4. La noche de San Juan

The noche de San Juan (Saint John’s Eve) is actually a religious festival celebrating the birth of Juan el bautista (John the Baptist) who was born six months before Jesus. Nowadays, it is also somewhat related with the solsticio de verano (summer solstice) and is celebrated on the 23 june. The festival is most widely celebrated in coastal regions of the country, most notably in Cataluña, Valencia and Galicia. One of the biggest San Juan events takes place near Albacete where it is also a local festival. Thousands of people gather on beaches (playas) and huge bonfires (hogueras) are built to mark the event. Legend has it that you must jump over a (small!) bonfire three times in order to be purified of your sins! Whilst celebrating, you should also try a coca de San Juan which is a flat pastry-like food covered in various toppings such as tomato, vegetables and meat – delicious!

5. La Mercè – Barcelona’s local festival

Every 24 September, Barcelona celebrates the festival of one its patrons (patrón) La Mercè. Multiple events take place through the city to mark the day including the parade of the gegants (giants in Catalan) which are huge wooden figures which are taken around the city and represent famous historical figures. Also, there are groups dancing the sardana – a traditional dance from the Cataluña region and who compete to show which one can do it best! Not only is there a dancing competition, but also one in which groups of people try to form the highest human tower (castell) which can reach up to 11 metres high! And how do you form one of these structures? Well, a group of people form the base of the tower, then more and more people climb on top of this base, stand up and then climb on the shoulders of the person below! Fancy a go?

6. San Isidro – Patron Saint of Madrid

You didn’t think we’d forgotten about Madrid, did you? Here at Hablamos we obviously all celebrate the festival of San Isidro here in the capital. Taking place over a week in May, the main day is 15 May. Over these 7 days there are all sorts of concerts (conciertos), parties (fiestas) and displays of the traditional dance el chotis all over the city. The local madrileños dress up in traditional costumes as chulapos if you’re a man and chulapas if you’re a woman and take to the streets to celebrate. I actually live very close to the Parque de San Isidro (San Isidro Park) just south of the Manzanares river where the main festivities take place. Let me tell you, it’s an extremely noisy affair but it’s also a perfect opportunity to get to know some locals and take part in the cultural life of this beautiful city in which you’ll be studying Spanish!

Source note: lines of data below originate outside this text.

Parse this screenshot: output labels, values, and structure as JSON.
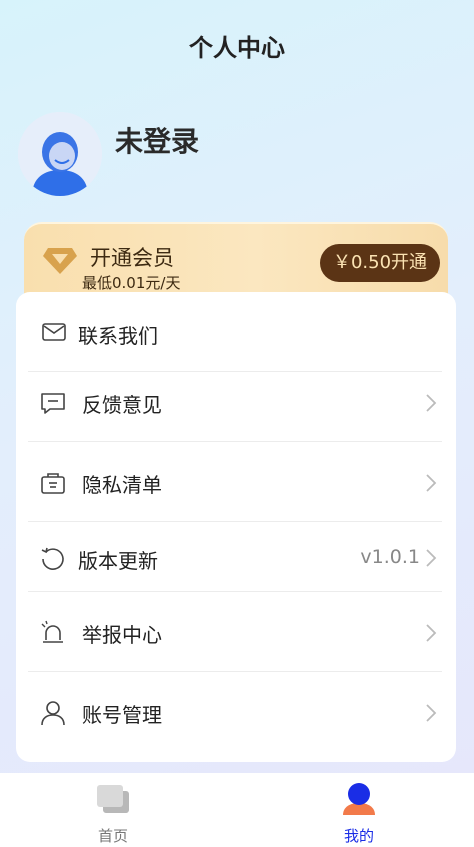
{
  "header": {
    "title": "个人中心"
  },
  "profile": {
    "username": "未登录"
  },
  "vip": {
    "title": "开通会员",
    "subtitle": "最低0.01元/天",
    "button_label": "￥0.50开通"
  },
  "menu": {
    "items": [
      {
        "label": "联系我们",
        "icon": "mail-icon",
        "value": "",
        "chevron": false
      },
      {
        "label": "反馈意见",
        "icon": "message-icon",
        "value": "",
        "chevron": true
      },
      {
        "label": "隐私清单",
        "icon": "privacy-list-icon",
        "value": "",
        "chevron": true
      },
      {
        "label": "版本更新",
        "icon": "refresh-icon",
        "value": "v1.0.1",
        "chevron": true
      },
      {
        "label": "举报中心",
        "icon": "alarm-icon",
        "value": "",
        "chevron": true
      },
      {
        "label": "账号管理",
        "icon": "user-icon",
        "value": "",
        "chevron": true
      }
    ]
  },
  "tabbar": {
    "tabs": [
      {
        "label": "首页",
        "icon": "home-cards-icon",
        "active": false
      },
      {
        "label": "我的",
        "icon": "profile-icon",
        "active": true
      }
    ]
  },
  "colors": {
    "accent": "#1a2de6",
    "vip_button": "#5b3415",
    "vip_card": "#f9dfae",
    "inactive_tab": "#777777"
  }
}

We hope that’s given you a taste for the fantastic fiestas on offer here in Spain. Come and do a course here at Hablamos and take advantage of Madrid’s central location to visit these festivals and more!